2000sEdit

The company holds a Royal Warrant as a manufacturer and tuner of pianos.[13] Following the death of Geoffrey Simon in 2006, the company was acquired in 2008 by Alastair Laurence, a piano builder and technician with family ties to the Broadwood firm dating back to 1787. To coincide with the change in ownership, new restoration and conservation workshops are now located at Finchcocks, Goudhurst, Kent, England.[14]

Broadwood archivesEdit

The company's archives have survived. They are held at the Surrey History Centre.[15]

ReferencesEdit

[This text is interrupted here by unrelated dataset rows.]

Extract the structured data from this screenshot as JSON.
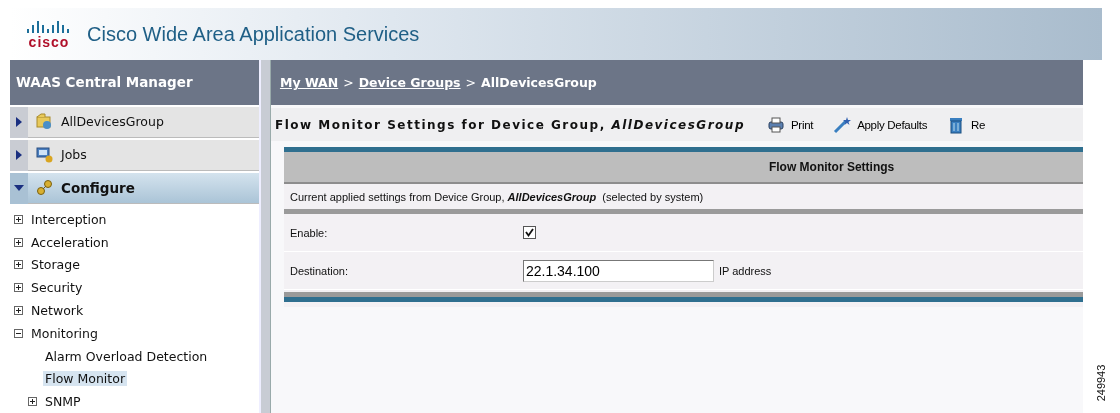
{
  "header": {
    "logo_text": "cisco",
    "title": "Cisco Wide Area Application Services"
  },
  "sidebar": {
    "title": "WAAS Central Manager",
    "nav": [
      {
        "label": "AllDevicesGroup",
        "kind": "group",
        "expanded": false
      },
      {
        "label": "Jobs",
        "kind": "jobs",
        "expanded": false
      },
      {
        "label": "Configure",
        "kind": "configure",
        "expanded": true
      }
    ],
    "tree": [
      {
        "label": "Interception",
        "expanded": false,
        "selected": false
      },
      {
        "label": "Acceleration",
        "expanded": false,
        "selected": false
      },
      {
        "label": "Storage",
        "expanded": false,
        "selected": false
      },
      {
        "label": "Security",
        "expanded": false,
        "selected": false
      },
      {
        "label": "Network",
        "expanded": false,
        "selected": false
      },
      {
        "label": "Monitoring",
        "expanded": true,
        "selected": false,
        "children": [
          {
            "label": "Alarm Overload Detection",
            "selected": false
          },
          {
            "label": "Flow Monitor",
            "selected": true
          },
          {
            "label": "SNMP",
            "expanded": false,
            "selected": false
          }
        ]
      }
    ]
  },
  "breadcrumb": {
    "separator": ">",
    "items": [
      {
        "label": "My WAN",
        "link": true
      },
      {
        "label": "Device Groups",
        "link": true
      },
      {
        "label": "AllDevicesGroup",
        "link": false
      }
    ]
  },
  "toolbar": {
    "title": "Flow Monitor Settings for Device Group, *AllDevicesGroup*",
    "buttons": [
      {
        "label": "Print",
        "kind": "print"
      },
      {
        "label": "Apply Defaults",
        "kind": "defaults"
      },
      {
        "label": "Re",
        "kind": "remove"
      }
    ]
  },
  "panel": {
    "title": "Flow Monitor Settings",
    "note": "Current applied settings from Device Group, **AllDevicesGroup**  (selected by system)",
    "fields": [
      {
        "label": "Enable:",
        "kind": "checkbox",
        "checked": true
      },
      {
        "label": "Destination:",
        "kind": "text",
        "value": "22.1.34.100",
        "hint": "IP address"
      }
    ]
  },
  "figure_number": "249943"
}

  1. ^ Latham, Alison (2011). "Broadwood". The Oxford Companion to Music. Oxford Music Online. ISBN 978-0-19-957903-7. Retrieved 30 December 2020.
  2. ^ a b c d Adlam, Derek; Ehrlich, Cyril (20 January 2001). "Broadwood". Grove Music Online. Oxford University Press. doi:10.1093/gmo/9781561592630.article.04030. ISBN 978-1-56159-263-0.
  3. ^ Ehrlich, Cyril (1976). "Introduction". The Piano: A History. London: J. M. Dent & Sons Ltd. p. 18. ISBN 978-0-460-04246-8.
  4. ^ Bray, David (October 1994). "The Colt Clavier Collection at 50 - A Collection in Distress?". Harpsichord and Fortepiano. Ruxbury Publications, Ltd. 5 (1): 30–33.
  5. ^ Dolge, Alfred (1972). "Part One Chapter II: The Pianoforte". Pianos and their makers: a comprehensive history of the development of the piano from the monochord to the concert grand player piano. New York: Dover Publications. p. 49. ISBN 978-0-486-22856-3. LCCN 11020107. OCLC 1150927805. Retrieved 30 December 2020.
  6. ^ a b Wainwright, David (October 1982). "John Broadwood, the Harpsichord and the Piano". The Musical Times. Musical Times Publications Ltd. 123 (1676): 675–678. doi:10.2307/962117. JSTOR 962117.
  7. ^ "Beethoven's relationship to Britain: Piano manufacturer Thomas Broadwood". Beethoven-Haus Bonn. April 2002. Retrieved 30 December 2020.
  8. ^ Mobbs, Kenneth; Latcham, Michael (August 1992). "Beethoven's Broadwood". Early Music. Oxford University Press. 20 (3): 527. doi:10.1093/earlyj/xx.3.527-b. JSTOR 3127739.
  9. ^ Zaluski, Iwo; Zaluski, Pamela (May 1992). "Chopin in London". The Musical Times. Musical Times Publications Ltd. 133 (1791): 226–230. doi:10.2307/1193699. JSTOR 1193699.
  10. ^ Darwent, Charles (June 1994). "Piano Forte". Management Today: 68. ProQuest 214776998. Retrieved 30 December 2020.
  11. ^ "History". John Broadwood & Sons. Retrieved 30 December 2020.
  12. ^ "The Piano Time Line: A Chronological History". Concert Pitch Piano Services. Retrieved 30 December 2020.
  13. ^ "John Broadwood & Sons Ltd". Royal Warrant Holders Association. Retrieved 30 December 2020.
  14. ^ "History of John Broadwood & Sons Ltd Piano Manufacturer".
  15. ^ "John Broadwood and Sons Piano Manufacturers". Surrey History Centre. Surrey County Council. Retrieved 30 December 2020.

External linksEdit